Last Updated: Friday - 09/24/2010
Week of May 20, 2002
What are the forms of rapture?
By SR. LOUISE ZDUNICH, NDC
What is the Rapture? Who will be called? What about the others? What is their doctrine?
In the New Testament, we see two forms of rapture. The first is individual when Paul described his experience of being taken out of himself into the third heaven (2 Corinthians 12).
The second is a group experience when Christ returns in glory at the end of time and "catches up" into the air the holy ones with himself (1 Thessalonians 4).
The Modern Catholic Dictionary defines rapture as a "sudden and violent" form of ecstasy which "cannot as a rule be resisted" while resistance is possible "at least at the onset" with simple ecstasy.
The word rapture comes from the Latin word raptio or "seized." The word ecstasy comes from the Latin "to stand outside of oneself."

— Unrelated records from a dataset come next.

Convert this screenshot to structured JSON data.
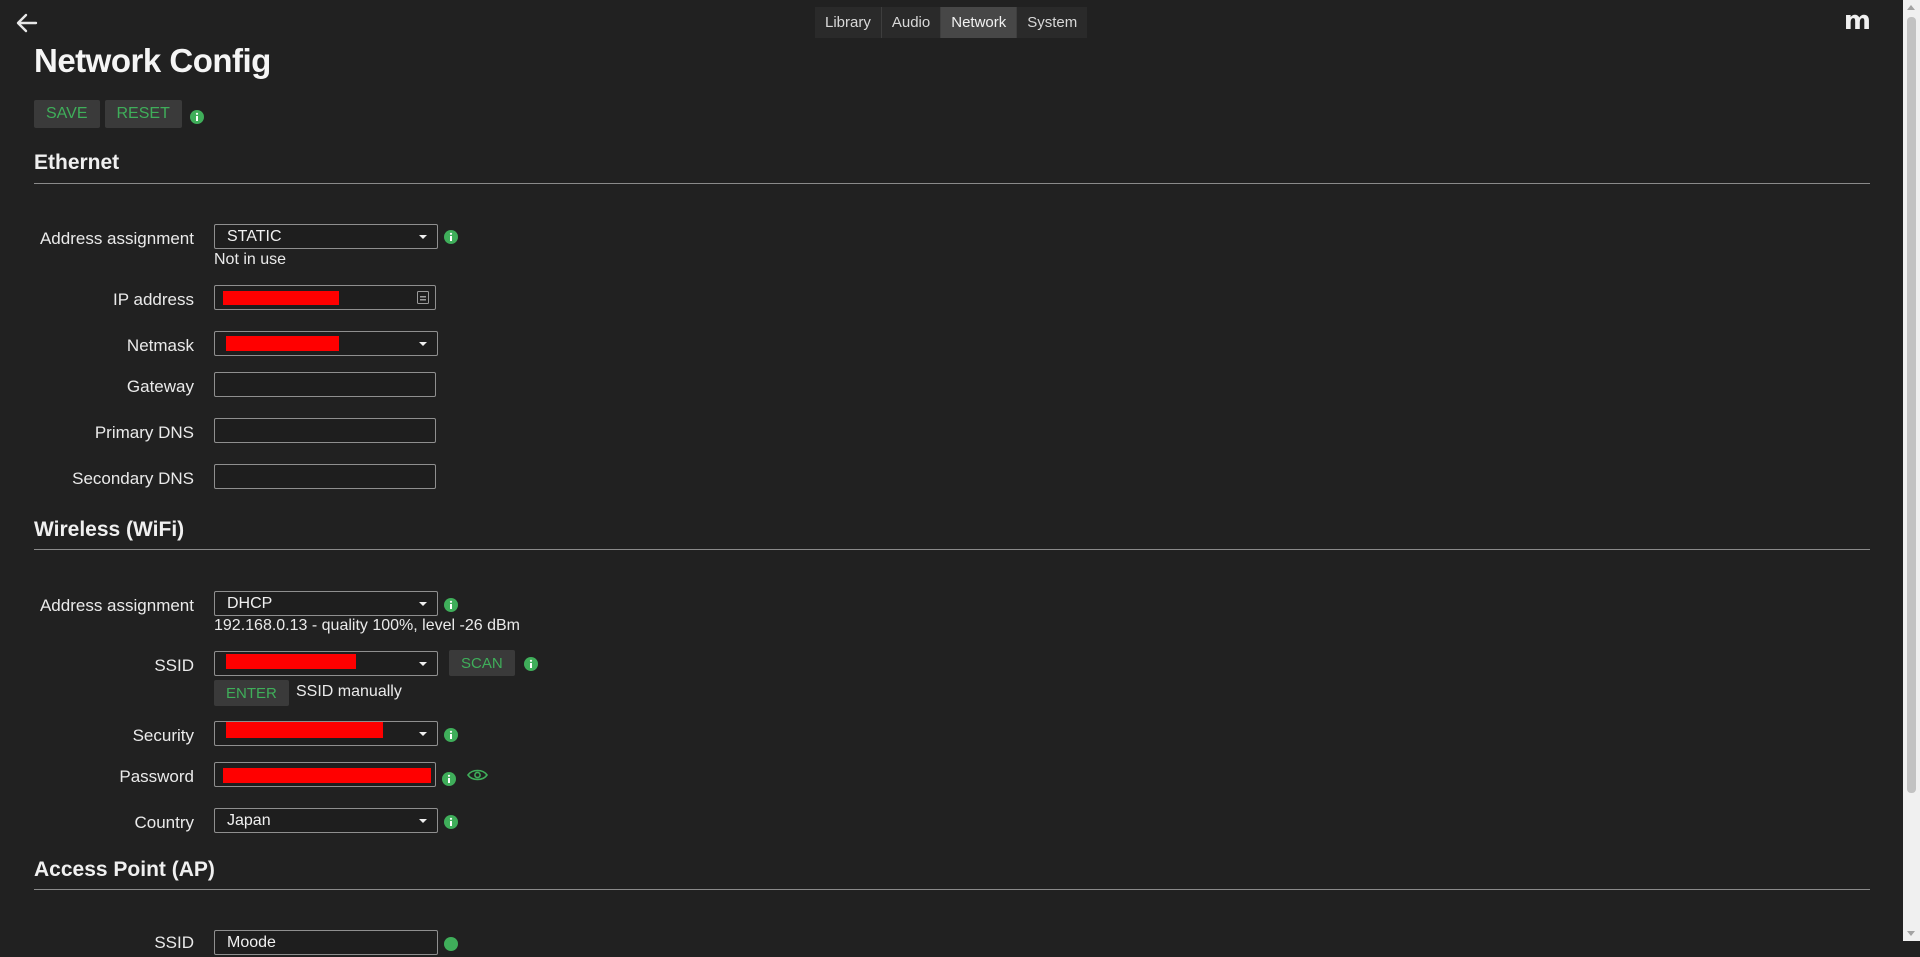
{
  "nav": {
    "tabs": [
      {
        "label": "Library"
      },
      {
        "label": "Audio"
      },
      {
        "label": "Network"
      },
      {
        "label": "System"
      }
    ],
    "active_tab": "Network",
    "logo": "m"
  },
  "page": {
    "title": "Network Config",
    "save_label": "SAVE",
    "reset_label": "RESET"
  },
  "ethernet": {
    "heading": "Ethernet",
    "address_assignment_label": "Address assignment",
    "address_assignment_value": "STATIC",
    "status": "Not in use",
    "ip_label": "IP address",
    "netmask_label": "Netmask",
    "gateway_label": "Gateway",
    "gateway_value": "",
    "primary_dns_label": "Primary DNS",
    "primary_dns_value": "",
    "secondary_dns_label": "Secondary DNS",
    "secondary_dns_value": ""
  },
  "wifi": {
    "heading": "Wireless (WiFi)",
    "address_assignment_label": "Address assignment",
    "address_assignment_value": "DHCP",
    "status": "192.168.0.13 - quality 100%, level -26 dBm",
    "ssid_label": "SSID",
    "scan_label": "SCAN",
    "enter_label": "ENTER",
    "enter_suffix": "SSID manually",
    "security_label": "Security",
    "password_label": "Password",
    "country_label": "Country",
    "country_value": "Japan"
  },
  "ap": {
    "heading": "Access Point (AP)",
    "ssid_label": "SSID",
    "ssid_value": "Moode"
  },
  "colors": {
    "accent_green": "#3fae5a",
    "background": "#212121",
    "redaction": "#ff0000"
  }
}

Suspension of the external senses and the normal signs of consciousness is common while the face is usually radiant. St. Teresa of Avila gives us an image of ecstasy; as the clouds gather up the moisture from the earth and take it up so "the cloud ascends to heaven and brings the soul along and shows it the kingdom prepared for it."
Throughout Christian history, caution has been advised and exercised with regard to ecstasy. Ecstasy is not the goal of the spiritual life but it should inspire action and must have moral consequences.
From his own experience, Paul put greater store in his "thorn in the flesh" than in his ecstasy. St. Teresa suggested that ecstasy can come from God or from the devil or from one's imagination or psychological state.
Therefore, it needs to be evaluated with the test of authenticity which is the desire of the soul to remain in complete conformity with God.
In 1 Thessalonians 4, Paul consoled the believers who were grieving because they feared that those who had died would have no chance to see Christ again. Paul assured them that at the end, the dead would be resurrected and re-united with the living to dwell permanently with Jesus in his resurrected glory.
In 2 Thessalonians 2:1, we read about the coming of "a man of lawlessness," an evil one who "enthrones himself in God's sanctuary and claims that he is God" (v. 5) causing much suffering.
This is the period of the great tribulation. The evil one will be destroyed by Christ who will gather together the faithful ones unto himself.
This is the taking up or rapture of the believers which, according to 2 Thessalonians, would come after great trials.
There has been much speculation about the timing of the rapture in relation to the great tribulation.
A view popularized in the early 19th century by Darby, an American Protestant fundamentalist, is that before this period of great trial, a sort of "secret rapture" of believers will occur, leaving non-believers to face the trails.
In the early Church, millenarianism (belief in the 1,000-year period of blessedness) was found mainly among the Gnostic and Montanist sects, while at the time of the Reformation, it was adhered to by the Anabaptists and the Moravian and Bohemian Brethren.
In modern times, it has held sway among fundamental groups, especially strong with the recent millennium year 2000 when we heard a lot about the end of the world which some believed would take place then. We must remember that apocalyptic literature is written in symbolic form and therefore is not meant to be understood literally.
The Catholic Catechism uses end-time terminology much as Paul does without mentioning the rapture ( a word not used by Paul either), or any of the hype given it by fundamentalists today.
Mainline Christians, in general, have not focused on these ideas, knowing that we do not know when or how the end of the world will occur.
"Stay awake because you do not know the day that your master is coming. . . . you too, must stand ready because the Son of Man is coming at an hour you do not expect" (Matthew 24:42-44).
Instead of a lot of hype, we need to focus on how we live our lives in the present: loving God and caring for one another and the Earth as the Jesus of the Gospels told us to.
"Look at the birds. . . . They neither sow nor reap nor gather into barns; yet your heavenly Father feeds them. . . . Think of the flowers in the fields; they never work nor spin; yet I assure you that not even Solomon in all his regalia was robed like one of these. . . . So do not worry, do not say, What are we to eat and drink? How are we to be clothed? Set your hearts on God's reign first and all these things will be given you."